December 10, 2013 in Medical Technology
The Medical Group Management Association has written to Health and Human Services Secretary Kathleen Sebelius, urging HHS to mandate end-to-end testing for ICD-10, arguing that not doing so could lead to “catastrophic” cash flow disruption for practices.
While MGMA applauded the decision of the Centers for Medicare Medicaid Services to change course and initiate ICD-10 testing, “the type of ‘front end’ testing to be conducted is simply insufficient,” writes Susan L. Turney, MD, president and CEO of MGMA.
“We strongly urge that the agency undertake full end-to-end testing with physician practices as soon as possible,” she added. “Failure to appropriately test ICD-10 could result in operational problems similar to what the Department experienced with the rollout of HealthCare.gov and will dramatically increase the potential of catastrophic cash flow disruption for practices following the Oct. 1, 2014 transition date.”
[See also: Ready or not, ICD-10 is near.]
Complete end-to-end testing helps developers of practice management and electronic health record software ensure their technologies can be appropriately configured for physician practices, Turney argued.
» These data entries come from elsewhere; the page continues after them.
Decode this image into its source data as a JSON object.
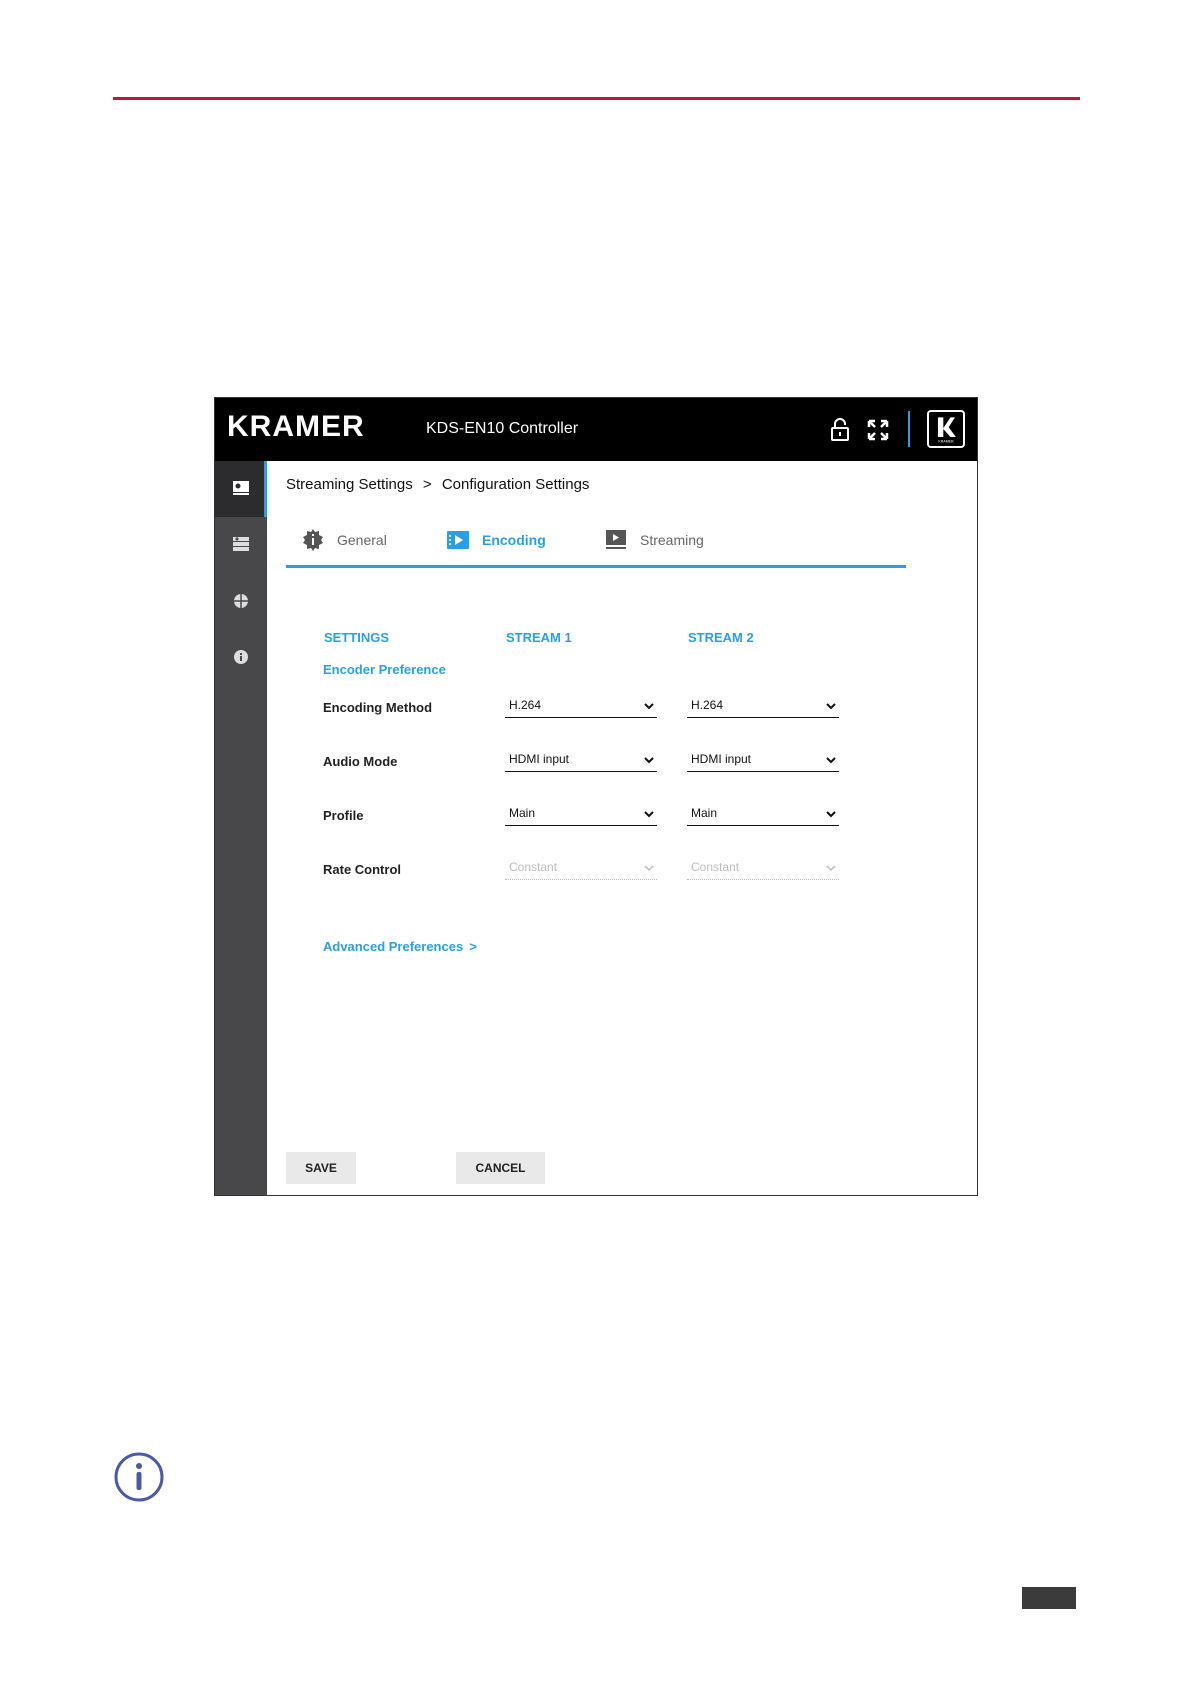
{
  "window": {
    "brand": "KRAMER",
    "title": "KDS-EN10 Controller",
    "logo_text": "KRAMER"
  },
  "breadcrumb": {
    "items": [
      "Streaming Settings",
      ">",
      "Configuration Settings"
    ]
  },
  "tabs": [
    {
      "label": "General",
      "icon": "info-gear-icon"
    },
    {
      "label": "Encoding",
      "icon": "encoding-icon",
      "active": true
    },
    {
      "label": "Streaming",
      "icon": "streaming-icon"
    }
  ],
  "table": {
    "headers": [
      "SETTINGS",
      "STREAM 1",
      "STREAM 2"
    ],
    "section": "Encoder Preference",
    "rows": [
      {
        "label": "Encoding Method",
        "stream1": "H.264",
        "stream2": "H.264",
        "enabled": true
      },
      {
        "label": "Audio Mode",
        "stream1": "HDMI input",
        "stream2": "HDMI input",
        "enabled": true
      },
      {
        "label": "Profile",
        "stream1": "Main",
        "stream2": "Main",
        "enabled": true
      },
      {
        "label": "Rate Control",
        "stream1": "Constant",
        "stream2": "Constant",
        "enabled": false
      }
    ]
  },
  "advanced_link": "Advanced Preferences",
  "advanced_chevron": ">",
  "buttons": {
    "save": "SAVE",
    "cancel": "CANCEL"
  },
  "colors": {
    "accent": "#29a0e6",
    "rule": "#c0163a",
    "sidebar": "#48484a"
  }
}
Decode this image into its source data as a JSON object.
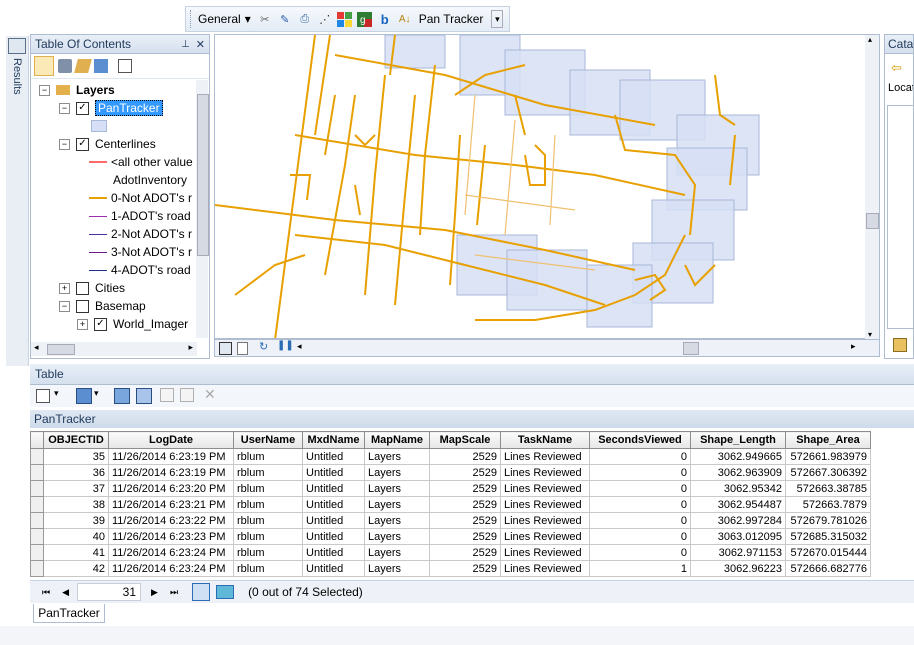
{
  "toolbar": {
    "menu_label": "General",
    "pan_tracker_label": "Pan Tracker"
  },
  "results_strip": {
    "label": "Results"
  },
  "toc": {
    "title": "Table Of Contents",
    "items": [
      {
        "label": "Layers"
      },
      {
        "label": "PanTracker"
      },
      {
        "label": "Centerlines"
      },
      {
        "label": "<all other value"
      },
      {
        "label": "AdotInventory"
      },
      {
        "label": "0-Not ADOT's r"
      },
      {
        "label": "1-ADOT's road"
      },
      {
        "label": "2-Not ADOT's r"
      },
      {
        "label": "3-Not ADOT's r"
      },
      {
        "label": "4-ADOT's road"
      },
      {
        "label": "Cities"
      },
      {
        "label": "Basemap"
      },
      {
        "label": "World_Imager"
      }
    ],
    "colors": {
      "all_other": "#ff6b6b",
      "r0": "#e8a000",
      "r1": "#9b2fae",
      "r2": "#4b2ea6",
      "r3": "#6a1c8c",
      "r4": "#1e2f8c",
      "pantracker_fill": "#d6dff5"
    }
  },
  "catalog": {
    "title": "Cata",
    "location_label": "Locat"
  },
  "table": {
    "title": "Table",
    "layer_name": "PanTracker",
    "columns": [
      "OBJECTID",
      "LogDate",
      "UserName",
      "MxdName",
      "MapName",
      "MapScale",
      "TaskName",
      "SecondsViewed",
      "Shape_Length",
      "Shape_Area"
    ],
    "rows": [
      [
        "35",
        "11/26/2014 6:23:19 PM",
        "rblum",
        "Untitled",
        "Layers",
        "2529",
        "Lines Reviewed",
        "0",
        "3062.949665",
        "572661.983979"
      ],
      [
        "36",
        "11/26/2014 6:23:19 PM",
        "rblum",
        "Untitled",
        "Layers",
        "2529",
        "Lines Reviewed",
        "0",
        "3062.963909",
        "572667.306392"
      ],
      [
        "37",
        "11/26/2014 6:23:20 PM",
        "rblum",
        "Untitled",
        "Layers",
        "2529",
        "Lines Reviewed",
        "0",
        "3062.95342",
        "572663.38785"
      ],
      [
        "38",
        "11/26/2014 6:23:21 PM",
        "rblum",
        "Untitled",
        "Layers",
        "2529",
        "Lines Reviewed",
        "0",
        "3062.954487",
        "572663.7879"
      ],
      [
        "39",
        "11/26/2014 6:23:22 PM",
        "rblum",
        "Untitled",
        "Layers",
        "2529",
        "Lines Reviewed",
        "0",
        "3062.997284",
        "572679.781026"
      ],
      [
        "40",
        "11/26/2014 6:23:23 PM",
        "rblum",
        "Untitled",
        "Layers",
        "2529",
        "Lines Reviewed",
        "0",
        "3063.012095",
        "572685.315032"
      ],
      [
        "41",
        "11/26/2014 6:23:24 PM",
        "rblum",
        "Untitled",
        "Layers",
        "2529",
        "Lines Reviewed",
        "0",
        "3062.971153",
        "572670.015444"
      ],
      [
        "42",
        "11/26/2014 6:23:24 PM",
        "rblum",
        "Untitled",
        "Layers",
        "2529",
        "Lines Reviewed",
        "1",
        "3062.96223",
        "572666.682776"
      ]
    ],
    "current_record": "31",
    "selection_status": "(0 out of 74 Selected)",
    "bottom_tab": "PanTracker"
  }
}
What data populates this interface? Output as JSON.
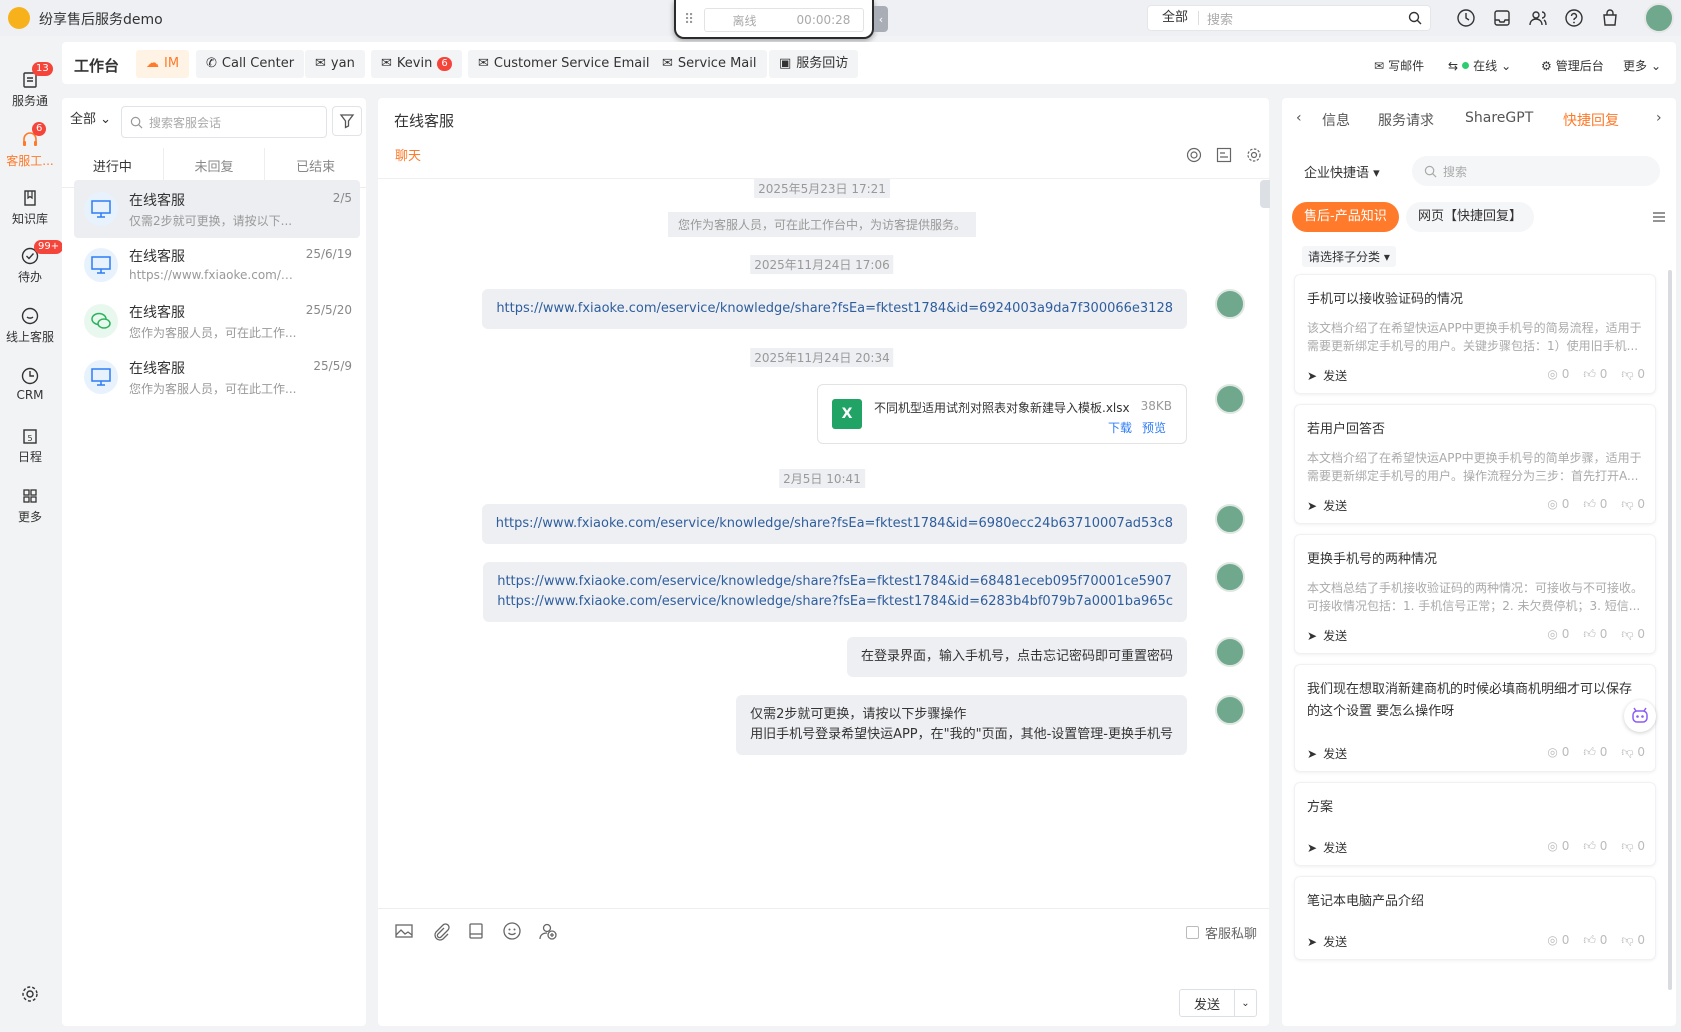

Moreover, it’s necessary to help identify critical problems “well prior to the Oct.1, 2014 compliance date and permit trading partners to institute the appropriate modifications to systems and/or workflow.”
Finally, she wrote, “end-to-end testing is the only practical method practices will have to accurately predict and respond to Medicare coding edits and fully understand the impact that ICD-10 will have on reimbursement.”
With private payers typically taking direction on operation issues from Medicare, the agency’s refusal to do end-to-end testing – anticipating, detecting and ironing out problems with physician practices in advance – it’s likely that many of these commercial plans will also not test, Turney argued.
“As the industry saw with the move to HIPAA Version 5010, failure to identify issues well before the compliance date will lead directly to a protracted industry implementation and significant disruption of cash flow for a large number of physician practices,” she wrote.